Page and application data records
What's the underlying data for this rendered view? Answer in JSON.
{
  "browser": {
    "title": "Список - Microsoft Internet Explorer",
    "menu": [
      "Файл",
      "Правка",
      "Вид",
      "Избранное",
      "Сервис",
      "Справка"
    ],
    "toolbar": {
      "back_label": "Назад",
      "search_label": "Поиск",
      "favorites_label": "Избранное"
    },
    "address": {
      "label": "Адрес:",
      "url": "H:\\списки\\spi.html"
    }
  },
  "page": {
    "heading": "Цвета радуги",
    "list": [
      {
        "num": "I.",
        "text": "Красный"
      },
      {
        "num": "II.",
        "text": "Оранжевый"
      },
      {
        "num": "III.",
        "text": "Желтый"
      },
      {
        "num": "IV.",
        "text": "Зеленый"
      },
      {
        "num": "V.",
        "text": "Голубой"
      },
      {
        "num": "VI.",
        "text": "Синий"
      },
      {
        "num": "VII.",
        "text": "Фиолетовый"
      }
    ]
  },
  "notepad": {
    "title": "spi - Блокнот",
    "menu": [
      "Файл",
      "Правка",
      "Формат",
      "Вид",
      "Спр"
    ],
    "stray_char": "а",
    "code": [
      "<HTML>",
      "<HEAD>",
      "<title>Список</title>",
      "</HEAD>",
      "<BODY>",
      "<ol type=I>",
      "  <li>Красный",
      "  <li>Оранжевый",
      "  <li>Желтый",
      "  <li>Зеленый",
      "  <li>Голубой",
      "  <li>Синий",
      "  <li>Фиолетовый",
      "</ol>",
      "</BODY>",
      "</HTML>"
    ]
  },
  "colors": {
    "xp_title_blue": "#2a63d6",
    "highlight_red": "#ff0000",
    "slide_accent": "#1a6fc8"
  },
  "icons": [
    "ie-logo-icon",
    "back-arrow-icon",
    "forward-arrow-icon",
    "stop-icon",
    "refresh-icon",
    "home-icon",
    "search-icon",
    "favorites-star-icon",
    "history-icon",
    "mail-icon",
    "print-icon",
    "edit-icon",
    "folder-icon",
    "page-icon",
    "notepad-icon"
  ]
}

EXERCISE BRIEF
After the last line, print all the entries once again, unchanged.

EXERCISE SOLUTION
What's the underlying data for this rendered view? Answer in JSON.
{
  "browser": {
    "title": "Список - Microsoft Internet Explorer",
    "menu": [
      "Файл",
      "Правка",
      "Вид",
      "Избранное",
      "Сервис",
      "Справка"
    ],
    "toolbar": {
      "back_label": "Назад",
      "search_label": "Поиск",
      "favorites_label": "Избранное"
    },
    "address": {
      "label": "Адрес:",
      "url": "H:\\списки\\spi.html"
    }
  },
  "page": {
    "heading": "Цвета радуги",
    "list": [
      {
        "num": "I.",
        "text": "Красный"
      },
      {
        "num": "II.",
        "text": "Оранжевый"
      },
      {
        "num": "III.",
        "text": "Желтый"
      },
      {
        "num": "IV.",
        "text": "Зеленый"
      },
      {
        "num": "V.",
        "text": "Голубой"
      },
      {
        "num": "VI.",
        "text": "Синий"
      },
      {
        "num": "VII.",
        "text": "Фиолетовый"
      }
    ]
  },
  "notepad": {
    "title": "spi - Блокнот",
    "menu": [
      "Файл",
      "Правка",
      "Формат",
      "Вид",
      "Спр"
    ],
    "stray_char": "а",
    "code": [
      "<HTML>",
      "<HEAD>",
      "<title>Список</title>",
      "</HEAD>",
      "<BODY>",
      "<ol type=I>",
      "  <li>Красный",
      "  <li>Оранжевый",
      "  <li>Желтый",
      "  <li>Зеленый",
      "  <li>Голубой",
      "  <li>Синий",
      "  <li>Фиолетовый",
      "</ol>",
      "</BODY>",
      "</HTML>"
    ]
  },
  "colors": {
    "xp_title_blue": "#2a63d6",
    "highlight_red": "#ff0000",
    "slide_accent": "#1a6fc8"
  },
  "icons": [
    "ie-logo-icon",
    "back-arrow-icon",
    "forward-arrow-icon",
    "stop-icon",
    "refresh-icon",
    "home-icon",
    "search-icon",
    "favorites-star-icon",
    "history-icon",
    "mail-icon",
    "print-icon",
    "edit-icon",
    "folder-icon",
    "page-icon",
    "notepad-icon"
  ]
}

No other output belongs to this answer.